= Work instructions =
Search the data for the word "text". Reproduce every line where it is found.

============

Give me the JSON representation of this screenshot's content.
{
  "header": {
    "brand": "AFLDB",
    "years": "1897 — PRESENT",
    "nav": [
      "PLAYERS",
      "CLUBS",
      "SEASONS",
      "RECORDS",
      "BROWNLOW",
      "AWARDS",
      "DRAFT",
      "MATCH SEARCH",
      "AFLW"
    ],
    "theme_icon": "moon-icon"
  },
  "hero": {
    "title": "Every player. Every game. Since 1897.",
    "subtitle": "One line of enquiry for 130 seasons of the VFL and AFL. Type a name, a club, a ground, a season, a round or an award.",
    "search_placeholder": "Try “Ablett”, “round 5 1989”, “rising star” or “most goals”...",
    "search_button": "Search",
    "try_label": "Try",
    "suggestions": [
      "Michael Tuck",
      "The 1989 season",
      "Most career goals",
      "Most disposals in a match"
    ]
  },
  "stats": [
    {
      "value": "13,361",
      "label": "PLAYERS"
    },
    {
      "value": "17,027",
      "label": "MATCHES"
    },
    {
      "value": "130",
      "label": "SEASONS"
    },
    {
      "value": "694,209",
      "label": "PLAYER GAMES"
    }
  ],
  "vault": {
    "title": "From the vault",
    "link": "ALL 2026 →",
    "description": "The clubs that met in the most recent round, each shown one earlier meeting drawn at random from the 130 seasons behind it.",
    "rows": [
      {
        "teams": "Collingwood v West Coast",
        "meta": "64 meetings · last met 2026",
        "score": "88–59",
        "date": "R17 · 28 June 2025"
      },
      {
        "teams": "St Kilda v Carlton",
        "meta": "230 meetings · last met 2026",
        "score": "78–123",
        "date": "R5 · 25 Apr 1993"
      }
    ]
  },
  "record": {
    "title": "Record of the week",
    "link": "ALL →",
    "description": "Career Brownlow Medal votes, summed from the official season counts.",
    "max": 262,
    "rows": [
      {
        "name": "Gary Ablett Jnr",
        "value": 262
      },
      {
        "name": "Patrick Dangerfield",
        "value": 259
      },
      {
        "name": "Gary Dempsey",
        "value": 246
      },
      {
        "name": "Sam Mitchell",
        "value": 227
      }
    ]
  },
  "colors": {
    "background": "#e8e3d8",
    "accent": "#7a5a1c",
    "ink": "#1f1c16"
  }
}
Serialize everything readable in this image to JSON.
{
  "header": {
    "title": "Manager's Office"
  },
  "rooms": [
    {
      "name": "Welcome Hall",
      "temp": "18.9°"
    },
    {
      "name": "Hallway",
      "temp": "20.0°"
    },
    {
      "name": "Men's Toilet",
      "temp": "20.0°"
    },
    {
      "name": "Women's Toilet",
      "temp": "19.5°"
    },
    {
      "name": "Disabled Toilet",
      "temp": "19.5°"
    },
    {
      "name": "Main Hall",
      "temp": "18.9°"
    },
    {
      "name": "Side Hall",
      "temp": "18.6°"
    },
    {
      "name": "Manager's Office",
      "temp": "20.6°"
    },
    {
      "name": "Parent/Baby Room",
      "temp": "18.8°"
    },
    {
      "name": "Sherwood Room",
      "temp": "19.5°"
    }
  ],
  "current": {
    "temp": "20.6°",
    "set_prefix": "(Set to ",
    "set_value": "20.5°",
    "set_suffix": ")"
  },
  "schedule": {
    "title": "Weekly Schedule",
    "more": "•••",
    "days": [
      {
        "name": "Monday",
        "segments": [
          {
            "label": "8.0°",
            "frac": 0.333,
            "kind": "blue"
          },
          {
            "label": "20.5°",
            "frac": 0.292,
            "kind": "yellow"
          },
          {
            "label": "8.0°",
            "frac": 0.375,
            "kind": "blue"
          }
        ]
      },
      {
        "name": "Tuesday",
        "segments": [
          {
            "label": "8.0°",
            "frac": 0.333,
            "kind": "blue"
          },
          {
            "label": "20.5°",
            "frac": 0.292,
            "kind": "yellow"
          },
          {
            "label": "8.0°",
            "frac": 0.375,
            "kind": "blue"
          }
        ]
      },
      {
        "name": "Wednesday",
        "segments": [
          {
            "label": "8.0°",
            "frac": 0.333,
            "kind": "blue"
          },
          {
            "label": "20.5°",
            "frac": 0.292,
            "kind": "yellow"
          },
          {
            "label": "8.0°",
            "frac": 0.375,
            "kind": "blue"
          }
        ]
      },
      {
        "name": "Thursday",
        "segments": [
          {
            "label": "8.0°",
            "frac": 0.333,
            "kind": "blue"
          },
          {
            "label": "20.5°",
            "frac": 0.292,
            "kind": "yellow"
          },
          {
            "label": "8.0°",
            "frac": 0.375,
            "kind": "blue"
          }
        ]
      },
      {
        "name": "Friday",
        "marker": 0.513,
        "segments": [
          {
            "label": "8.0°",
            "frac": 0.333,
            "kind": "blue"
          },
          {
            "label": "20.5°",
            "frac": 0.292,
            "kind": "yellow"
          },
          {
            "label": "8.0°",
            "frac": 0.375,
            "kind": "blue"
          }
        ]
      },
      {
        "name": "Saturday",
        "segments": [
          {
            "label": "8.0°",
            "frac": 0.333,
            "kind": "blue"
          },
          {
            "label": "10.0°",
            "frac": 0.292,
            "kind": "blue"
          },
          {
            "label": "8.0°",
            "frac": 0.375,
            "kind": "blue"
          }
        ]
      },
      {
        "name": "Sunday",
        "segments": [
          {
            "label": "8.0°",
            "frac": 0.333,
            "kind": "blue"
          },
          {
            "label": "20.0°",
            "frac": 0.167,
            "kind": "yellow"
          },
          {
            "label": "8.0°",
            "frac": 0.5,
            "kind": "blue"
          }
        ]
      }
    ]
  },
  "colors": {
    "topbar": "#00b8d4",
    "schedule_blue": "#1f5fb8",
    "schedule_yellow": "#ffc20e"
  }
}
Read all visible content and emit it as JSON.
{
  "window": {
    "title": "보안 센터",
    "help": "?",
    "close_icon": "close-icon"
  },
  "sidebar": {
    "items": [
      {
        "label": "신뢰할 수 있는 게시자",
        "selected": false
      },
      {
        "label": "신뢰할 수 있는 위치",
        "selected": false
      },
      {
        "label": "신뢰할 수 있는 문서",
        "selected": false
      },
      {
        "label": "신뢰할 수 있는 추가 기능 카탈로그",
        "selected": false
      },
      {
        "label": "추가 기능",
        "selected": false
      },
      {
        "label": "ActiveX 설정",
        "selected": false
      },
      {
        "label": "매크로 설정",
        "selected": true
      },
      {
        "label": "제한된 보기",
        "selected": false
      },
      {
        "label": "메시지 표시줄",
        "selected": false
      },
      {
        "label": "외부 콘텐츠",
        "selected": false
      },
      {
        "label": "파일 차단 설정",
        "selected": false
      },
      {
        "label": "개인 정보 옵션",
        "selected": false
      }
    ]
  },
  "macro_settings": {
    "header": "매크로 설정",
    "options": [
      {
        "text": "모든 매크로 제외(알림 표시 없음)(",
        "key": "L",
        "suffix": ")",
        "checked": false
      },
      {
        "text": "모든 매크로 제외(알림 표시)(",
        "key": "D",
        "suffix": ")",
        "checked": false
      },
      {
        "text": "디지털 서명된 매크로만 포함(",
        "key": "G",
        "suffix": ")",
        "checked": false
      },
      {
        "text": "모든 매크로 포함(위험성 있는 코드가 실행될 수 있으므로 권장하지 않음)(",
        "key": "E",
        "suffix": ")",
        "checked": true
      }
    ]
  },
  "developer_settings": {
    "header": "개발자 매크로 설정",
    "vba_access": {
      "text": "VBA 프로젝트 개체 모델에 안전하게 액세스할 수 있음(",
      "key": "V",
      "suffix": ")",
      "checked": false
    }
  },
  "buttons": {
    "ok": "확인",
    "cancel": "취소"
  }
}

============

= Solution to this problem =
        "text": "모든 매크로 제외(알림 표시 없음)(",
        "text": "모든 매크로 제외(알림 표시)(",
        "text": "디지털 서명된 매크로만 포함(",
        "text": "모든 매크로 포함(위험성 있는 코드가 실행될 수 있으므로 권장하지 않음)(",
      "text": "VBA 프로젝트 개체 모델에 안전하게 액세스할 수 있음(",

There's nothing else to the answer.